▶ TASK PROMPT
Copy, from the entries below, each line in which the string "this" appears.

Website and app data records:
○ ○ ○ ○
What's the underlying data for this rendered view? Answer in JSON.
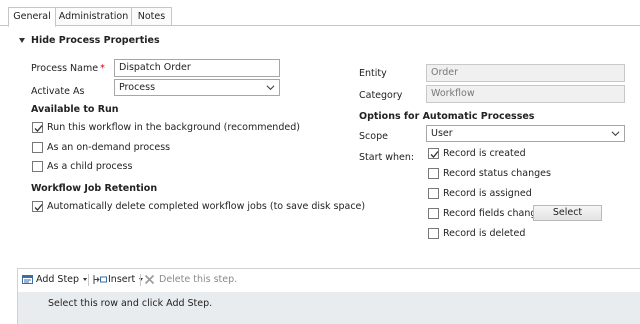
{
  "tabs": [
    {
      "label": "General",
      "active": true
    },
    {
      "label": "Administration",
      "active": false
    },
    {
      "label": "Notes",
      "active": false
    }
  ],
  "section": {
    "title": "Hide Process Properties"
  },
  "left": {
    "process_name_label": "Process Name",
    "process_name_required": "*",
    "process_name_value": "Dispatch Order",
    "activate_as_label": "Activate As",
    "activate_as_value": "Process",
    "available_to_run_heading": "Available to Run",
    "options": [
      {
        "label": "Run this workflow in the background (recommended)",
        "checked": true
      },
      {
        "label": "As an on-demand process",
        "checked": false
      },
      {
        "label": "As a child process",
        "checked": false
      }
    ],
    "retention_heading": "Workflow Job Retention",
    "retention_option": {
      "label": "Automatically delete completed workflow jobs (to save disk space)",
      "checked": true
    }
  },
  "right": {
    "entity_label": "Entity",
    "entity_value": "Order",
    "category_label": "Category",
    "category_value": "Workflow",
    "auto_heading": "Options for Automatic Processes",
    "scope_label": "Scope",
    "scope_value": "User",
    "start_when_label": "Start when:",
    "triggers": [
      {
        "label": "Record is created",
        "checked": true
      },
      {
        "label": "Record status changes",
        "checked": false
      },
      {
        "label": "Record is assigned",
        "checked": false
      },
      {
        "label": "Record fields change",
        "checked": false
      },
      {
        "label": "Record is deleted",
        "checked": false
      }
    ],
    "select_button": "Select"
  },
  "steps": {
    "add_step": "Add Step",
    "insert": "Insert",
    "delete": "Delete this step.",
    "hint": "Select this row and click Add Step."
  },
  "icons": [
    "add-step-icon",
    "insert-icon",
    "delete-icon",
    "dropdown-chevron-icon",
    "checkmark-icon",
    "collapse-triangle-icon"
  ]
}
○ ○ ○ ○
▶ ANSWER SPACE
What's the underlying data for this rendered view? Answer in JSON.
        "label": "Run this workflow in the background (recommended)",
    "delete": "Delete this step.",
    "hint": "Select this row and click Add Step."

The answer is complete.